Survival Geeks also returns for its second series, in this case a little longer than the first series. I enjoyed the original 3-parter and, while I was in no rush for a follow-up, it was nice to see it back. Only vaguely recalling the specifics of the original series, I was a little concerned with the first two parts, as we started straight into the action, which for me was a bit of an issue as no-one was reintroduced to the reader. The other initial issue was that the constant barrage of pop culture references was a bit much – many felt forced and a couple already seemed rather dated. Yes they’re geeks, but not even hardcore geeks force a Star Wars or Doctor Who reference into every sentence. Thankfully, a few parts in the characters get a bit more to do individually and we get to see them shine on their own. The jokes become a little less pop culture-y. A personal favourite of mine involved dialogue and sound effects (“WAN-“ ker-boom!) and, by the end, I was chuckling along and finding myself looking forward to the survival geeks return.




Medieval fantasy with a touch of sci-fi, The Order finds a (apparently) young woman searching for her father only to join up with his elderly colleagues to battle some giant worms that threaten, not only the World, but also time and space. The kind of thing 2000AD does with ease, I suspected this might be filler, but was pleased to find it was a rather enjoyable romp helped by artist, the great John Burns, who specialises in this kind of thing.
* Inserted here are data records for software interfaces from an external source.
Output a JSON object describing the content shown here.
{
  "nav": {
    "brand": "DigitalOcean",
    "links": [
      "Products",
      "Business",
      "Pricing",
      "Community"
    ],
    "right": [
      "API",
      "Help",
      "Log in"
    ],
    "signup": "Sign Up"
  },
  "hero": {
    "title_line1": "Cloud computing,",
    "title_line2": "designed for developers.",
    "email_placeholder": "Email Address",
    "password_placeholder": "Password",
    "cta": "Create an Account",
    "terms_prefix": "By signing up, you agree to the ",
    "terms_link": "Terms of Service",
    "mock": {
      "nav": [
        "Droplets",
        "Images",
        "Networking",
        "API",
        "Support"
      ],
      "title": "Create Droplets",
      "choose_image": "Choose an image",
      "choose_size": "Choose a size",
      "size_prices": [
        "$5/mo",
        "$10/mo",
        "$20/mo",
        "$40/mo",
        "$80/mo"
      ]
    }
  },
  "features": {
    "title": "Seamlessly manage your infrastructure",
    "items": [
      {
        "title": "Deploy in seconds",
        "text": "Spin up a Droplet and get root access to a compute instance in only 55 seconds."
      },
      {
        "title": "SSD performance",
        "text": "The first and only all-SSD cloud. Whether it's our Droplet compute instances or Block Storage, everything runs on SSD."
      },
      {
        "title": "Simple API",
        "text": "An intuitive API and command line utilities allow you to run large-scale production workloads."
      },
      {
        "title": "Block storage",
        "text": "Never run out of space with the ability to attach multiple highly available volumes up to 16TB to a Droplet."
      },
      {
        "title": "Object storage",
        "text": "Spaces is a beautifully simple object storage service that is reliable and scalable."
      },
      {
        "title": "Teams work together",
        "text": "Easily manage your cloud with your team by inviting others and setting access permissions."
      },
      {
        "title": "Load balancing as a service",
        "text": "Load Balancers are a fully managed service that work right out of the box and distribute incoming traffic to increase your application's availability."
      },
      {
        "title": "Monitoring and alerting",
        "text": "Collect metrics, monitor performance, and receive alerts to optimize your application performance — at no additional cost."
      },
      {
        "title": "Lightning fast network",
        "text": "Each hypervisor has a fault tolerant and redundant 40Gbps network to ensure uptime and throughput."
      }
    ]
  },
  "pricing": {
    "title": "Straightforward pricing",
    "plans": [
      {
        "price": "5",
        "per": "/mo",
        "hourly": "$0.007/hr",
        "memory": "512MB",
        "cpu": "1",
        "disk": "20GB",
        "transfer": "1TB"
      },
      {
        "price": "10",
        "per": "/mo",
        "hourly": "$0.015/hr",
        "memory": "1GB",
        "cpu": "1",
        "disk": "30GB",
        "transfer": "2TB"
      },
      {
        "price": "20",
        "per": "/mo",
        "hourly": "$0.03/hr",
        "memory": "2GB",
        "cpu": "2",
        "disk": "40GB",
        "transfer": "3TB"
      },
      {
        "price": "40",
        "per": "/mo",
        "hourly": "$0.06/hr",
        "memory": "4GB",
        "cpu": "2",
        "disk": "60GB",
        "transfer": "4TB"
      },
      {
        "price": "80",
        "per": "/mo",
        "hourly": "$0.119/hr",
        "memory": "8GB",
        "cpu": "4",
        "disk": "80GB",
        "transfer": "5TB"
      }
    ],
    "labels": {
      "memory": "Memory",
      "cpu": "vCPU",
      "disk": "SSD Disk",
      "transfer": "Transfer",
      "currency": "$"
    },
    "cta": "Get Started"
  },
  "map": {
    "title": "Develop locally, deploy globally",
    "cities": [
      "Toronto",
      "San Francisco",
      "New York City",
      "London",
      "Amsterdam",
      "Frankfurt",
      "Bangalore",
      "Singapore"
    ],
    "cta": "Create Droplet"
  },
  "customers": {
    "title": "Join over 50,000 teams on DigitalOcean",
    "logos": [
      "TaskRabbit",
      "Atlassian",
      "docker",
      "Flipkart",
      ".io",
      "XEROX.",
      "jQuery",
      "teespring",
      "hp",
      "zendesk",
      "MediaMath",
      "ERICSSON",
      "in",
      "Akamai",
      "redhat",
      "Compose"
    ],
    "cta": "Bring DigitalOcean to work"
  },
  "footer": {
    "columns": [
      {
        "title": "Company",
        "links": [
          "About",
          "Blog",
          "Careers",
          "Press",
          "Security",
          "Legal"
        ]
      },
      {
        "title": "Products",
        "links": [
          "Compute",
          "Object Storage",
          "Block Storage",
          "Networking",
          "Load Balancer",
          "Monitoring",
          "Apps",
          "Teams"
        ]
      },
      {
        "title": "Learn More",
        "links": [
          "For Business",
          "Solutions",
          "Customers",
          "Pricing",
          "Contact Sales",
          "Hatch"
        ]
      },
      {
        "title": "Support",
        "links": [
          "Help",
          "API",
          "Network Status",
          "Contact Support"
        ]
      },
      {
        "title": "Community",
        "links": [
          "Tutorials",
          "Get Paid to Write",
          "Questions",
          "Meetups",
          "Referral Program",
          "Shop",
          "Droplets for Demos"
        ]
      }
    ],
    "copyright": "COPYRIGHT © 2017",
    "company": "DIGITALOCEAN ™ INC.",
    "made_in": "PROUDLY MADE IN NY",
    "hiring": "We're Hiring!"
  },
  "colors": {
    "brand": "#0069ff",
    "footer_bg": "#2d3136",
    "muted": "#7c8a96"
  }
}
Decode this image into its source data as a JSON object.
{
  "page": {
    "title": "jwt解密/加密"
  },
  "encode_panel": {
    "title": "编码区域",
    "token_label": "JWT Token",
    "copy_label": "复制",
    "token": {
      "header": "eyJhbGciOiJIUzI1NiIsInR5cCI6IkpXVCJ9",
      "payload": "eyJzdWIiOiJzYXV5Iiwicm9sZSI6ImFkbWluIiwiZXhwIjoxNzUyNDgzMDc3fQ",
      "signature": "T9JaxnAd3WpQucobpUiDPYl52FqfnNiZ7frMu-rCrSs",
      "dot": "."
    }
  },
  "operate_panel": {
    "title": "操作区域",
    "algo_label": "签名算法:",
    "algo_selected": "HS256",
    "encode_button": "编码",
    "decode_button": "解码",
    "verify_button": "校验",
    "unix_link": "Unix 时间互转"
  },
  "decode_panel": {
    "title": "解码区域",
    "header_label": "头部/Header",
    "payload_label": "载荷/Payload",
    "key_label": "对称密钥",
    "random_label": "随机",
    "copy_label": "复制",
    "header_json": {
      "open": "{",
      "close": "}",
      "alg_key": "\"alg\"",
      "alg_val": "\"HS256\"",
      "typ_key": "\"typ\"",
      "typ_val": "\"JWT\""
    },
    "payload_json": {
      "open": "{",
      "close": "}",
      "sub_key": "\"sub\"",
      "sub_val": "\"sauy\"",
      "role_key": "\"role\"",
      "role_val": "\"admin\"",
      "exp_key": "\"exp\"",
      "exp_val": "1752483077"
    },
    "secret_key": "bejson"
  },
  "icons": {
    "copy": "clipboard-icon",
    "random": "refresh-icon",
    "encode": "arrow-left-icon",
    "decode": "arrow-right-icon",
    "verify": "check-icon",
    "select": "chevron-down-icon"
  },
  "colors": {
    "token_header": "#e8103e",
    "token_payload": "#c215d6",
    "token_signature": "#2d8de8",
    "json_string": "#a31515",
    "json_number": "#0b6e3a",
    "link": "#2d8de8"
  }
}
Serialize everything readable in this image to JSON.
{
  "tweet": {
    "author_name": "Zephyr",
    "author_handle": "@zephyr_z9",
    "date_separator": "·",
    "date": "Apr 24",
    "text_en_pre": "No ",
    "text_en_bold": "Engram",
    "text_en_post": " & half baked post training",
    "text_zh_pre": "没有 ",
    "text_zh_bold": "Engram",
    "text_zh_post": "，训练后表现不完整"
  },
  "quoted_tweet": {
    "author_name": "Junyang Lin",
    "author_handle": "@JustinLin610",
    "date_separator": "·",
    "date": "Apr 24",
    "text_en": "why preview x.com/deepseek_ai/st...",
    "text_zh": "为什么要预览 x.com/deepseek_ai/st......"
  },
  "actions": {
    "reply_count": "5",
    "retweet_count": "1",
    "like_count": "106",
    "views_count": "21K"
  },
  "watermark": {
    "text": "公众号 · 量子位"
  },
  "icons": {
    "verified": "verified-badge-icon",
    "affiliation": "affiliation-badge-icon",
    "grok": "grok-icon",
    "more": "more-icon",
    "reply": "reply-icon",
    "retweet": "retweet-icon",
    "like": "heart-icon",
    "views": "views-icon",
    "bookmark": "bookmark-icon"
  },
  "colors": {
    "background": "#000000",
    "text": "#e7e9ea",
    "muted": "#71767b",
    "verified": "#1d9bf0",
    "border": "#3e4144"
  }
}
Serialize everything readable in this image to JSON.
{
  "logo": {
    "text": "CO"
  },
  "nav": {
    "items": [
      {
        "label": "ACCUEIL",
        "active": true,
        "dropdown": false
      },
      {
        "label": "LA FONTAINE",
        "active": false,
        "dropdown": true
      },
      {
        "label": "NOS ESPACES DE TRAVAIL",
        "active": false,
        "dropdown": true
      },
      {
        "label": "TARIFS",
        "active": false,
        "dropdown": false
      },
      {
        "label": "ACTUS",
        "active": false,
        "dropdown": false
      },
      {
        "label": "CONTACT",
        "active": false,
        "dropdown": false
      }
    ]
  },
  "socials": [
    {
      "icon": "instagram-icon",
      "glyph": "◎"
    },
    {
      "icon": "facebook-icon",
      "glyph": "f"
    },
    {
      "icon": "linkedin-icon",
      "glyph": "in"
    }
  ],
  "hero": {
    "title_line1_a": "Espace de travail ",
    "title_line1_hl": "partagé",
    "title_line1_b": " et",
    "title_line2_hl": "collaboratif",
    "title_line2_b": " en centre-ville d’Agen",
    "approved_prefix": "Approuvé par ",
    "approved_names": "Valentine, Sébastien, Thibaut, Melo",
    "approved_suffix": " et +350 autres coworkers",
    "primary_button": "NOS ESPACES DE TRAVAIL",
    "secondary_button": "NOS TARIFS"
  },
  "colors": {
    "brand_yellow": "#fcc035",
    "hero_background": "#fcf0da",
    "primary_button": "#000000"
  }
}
The ending promises a return I’ll be happy to see.




A nice short sci-fi story which I enjoyed, largely due to INJ Culbard’s lovely art but, by the end, I think I mostly just wanted more Brass Sun!


Be the first to comment

Leave a Reply

Your email address will not be published.